Robert -- After 17 years in Japan, it used to drive me wild when people waved me away BEFORE I opened my mouth with protestations that they didn't speak English and thus could not communicate with me. I can't help but feel that Mr. Yanagigawa felt the same. That from time to time, he just wanted to see the astonished faces of young people like Keiko and me.

Vijaya -- At first, we thought that he was retired, possibly widowed, and looking for an activity to fill his days. But there was such an air of confidence and pride about him -- and he never came back to us! Whatever he was, he certainly piqued our curiosity.

Blythe -- You're right. Once he had left us, we were left feeling almost bereft -- as though someone amazing had slipped through our fingers before we could properly appreciate his rare gifts.

Kara -- I have two students who claim they love taking tests, so you never know: stranger things have happened!

Angela -- It certainly livened up our day and gave us something to think about -- trying to figure out his story was like having an itch we could never reach. And it changed us too: Keiko didn't assume that elderly people would all be total beginners after that.

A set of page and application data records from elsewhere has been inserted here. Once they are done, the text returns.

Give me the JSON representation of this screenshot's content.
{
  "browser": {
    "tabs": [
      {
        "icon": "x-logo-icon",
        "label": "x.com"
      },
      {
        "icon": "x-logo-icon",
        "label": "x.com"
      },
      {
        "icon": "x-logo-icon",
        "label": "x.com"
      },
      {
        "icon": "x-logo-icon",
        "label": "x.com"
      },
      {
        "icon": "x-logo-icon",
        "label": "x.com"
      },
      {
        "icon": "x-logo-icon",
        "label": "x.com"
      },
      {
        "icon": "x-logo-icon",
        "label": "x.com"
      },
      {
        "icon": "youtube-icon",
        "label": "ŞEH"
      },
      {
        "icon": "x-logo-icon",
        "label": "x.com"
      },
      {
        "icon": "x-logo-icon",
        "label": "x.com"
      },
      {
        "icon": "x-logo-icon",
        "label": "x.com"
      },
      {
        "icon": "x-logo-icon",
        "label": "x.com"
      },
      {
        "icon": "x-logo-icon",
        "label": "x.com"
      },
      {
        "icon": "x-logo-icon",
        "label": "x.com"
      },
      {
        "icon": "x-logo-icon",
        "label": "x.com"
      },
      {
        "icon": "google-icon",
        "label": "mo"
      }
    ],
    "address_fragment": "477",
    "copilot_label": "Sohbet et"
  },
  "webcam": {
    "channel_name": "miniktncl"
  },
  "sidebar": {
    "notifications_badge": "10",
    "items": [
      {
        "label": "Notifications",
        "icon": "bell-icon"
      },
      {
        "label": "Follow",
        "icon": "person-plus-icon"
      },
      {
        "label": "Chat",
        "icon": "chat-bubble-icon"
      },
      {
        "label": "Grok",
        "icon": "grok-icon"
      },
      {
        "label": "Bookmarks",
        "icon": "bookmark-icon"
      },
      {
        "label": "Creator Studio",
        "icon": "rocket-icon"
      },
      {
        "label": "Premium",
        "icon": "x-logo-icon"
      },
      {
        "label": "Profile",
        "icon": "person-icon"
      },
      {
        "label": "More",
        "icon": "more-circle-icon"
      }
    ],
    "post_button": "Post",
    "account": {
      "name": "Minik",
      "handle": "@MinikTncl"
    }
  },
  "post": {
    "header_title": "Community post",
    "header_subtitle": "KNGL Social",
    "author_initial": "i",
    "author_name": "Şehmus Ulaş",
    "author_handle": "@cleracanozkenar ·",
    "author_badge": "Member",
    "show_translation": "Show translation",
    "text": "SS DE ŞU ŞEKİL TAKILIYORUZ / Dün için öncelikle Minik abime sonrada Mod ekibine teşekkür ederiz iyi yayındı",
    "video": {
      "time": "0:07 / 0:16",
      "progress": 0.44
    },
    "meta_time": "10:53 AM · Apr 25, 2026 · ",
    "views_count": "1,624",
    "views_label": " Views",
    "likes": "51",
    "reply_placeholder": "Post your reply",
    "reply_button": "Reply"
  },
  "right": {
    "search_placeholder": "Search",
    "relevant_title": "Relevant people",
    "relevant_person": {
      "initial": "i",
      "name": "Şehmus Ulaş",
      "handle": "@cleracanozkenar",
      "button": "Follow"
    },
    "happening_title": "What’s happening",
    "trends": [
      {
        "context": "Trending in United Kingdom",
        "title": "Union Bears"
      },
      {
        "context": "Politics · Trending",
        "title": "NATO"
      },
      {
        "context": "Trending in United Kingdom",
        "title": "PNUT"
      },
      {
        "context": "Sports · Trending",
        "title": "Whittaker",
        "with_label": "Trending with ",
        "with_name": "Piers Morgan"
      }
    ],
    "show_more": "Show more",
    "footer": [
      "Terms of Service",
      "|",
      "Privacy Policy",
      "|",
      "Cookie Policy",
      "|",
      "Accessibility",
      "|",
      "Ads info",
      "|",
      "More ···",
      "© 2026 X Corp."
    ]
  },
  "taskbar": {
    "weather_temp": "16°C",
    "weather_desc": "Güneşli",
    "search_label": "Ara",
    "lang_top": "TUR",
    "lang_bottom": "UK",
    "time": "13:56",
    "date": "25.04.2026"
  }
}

Laura -- You and me both! There are so many possibilities. If I run out of things to write about, that will certainly be number one on my list.

Chris -- This happened in 1987, and if he was 80 then, I can't believe he's still alive. So I guess I'll never find out unless some day I run into his children. I could put out an ad maybe, but just imagine the wording: 'Children of elderly man who came to British Council Cambridge English School in 1987 to take placement exam...'

Robin -- We actually wondered if he might have been Japanese-American, but if he was, he'd spent a lot of time in Japan: he had Japanese mannerisms and dress sense down pat. I still think he was in the military intelligence during the war, and most likely not a warm and fuzzy guy.

Anne Spollen said...

Weird man, but a great story - goes to show truth IS really stranger than fiction.

angryparsnip said...

Great story. I really wonder too ! I like Robins and Chocolatese comment.

@ your answer to Robert... When I visit Japan I love watching when my son answers in Japanese. He is tall blondish and very hairy... such a hoot ! Happens more in Tokyo than Osaka.

Mary Witzl said...

AnneS -- Sometimes I try to imagine just what Mr. Y's story was, but I'll bet the truth is more interesting than any of the scenarios I've envisioned.

AP -- I've never stopped wondering!

When I lived in Kyushu, I had friends from Brazil and the Democratic Republic of Congo. We had a blast watching people's reactions to us when we spoke Japanese.

Pat said...

Yay for Mr Keiko. I'd like to think he was typical of octagenarians but I let the side down somewhat:)

Mary Witzl said...

Pat -- Believe me, Keiko and I never looked at 80-somethings the same way after this encounter. I suspect you'd have taught us a few things too!

adrienne said...

Interesting man. Too bad he didn't come back - I'll bet there are a few things he could have taught you.

Carolie said...

Oh, Mary! I think his brother must have been one of my students! Ha ha!

Ishibashi-san writes to me DAILY (even now that we're back in the U.S.) with "What does such-and-such mean, please? Does it mean (insert perfect definition here, along with sentence using the term perfectly)?"

Lovely, lovely story...thank you!

Patrick said...

Wow, he's good!

Kappa no He said...

I was going to say, I think I taught him! But, no, yours was super special. What a delightful story!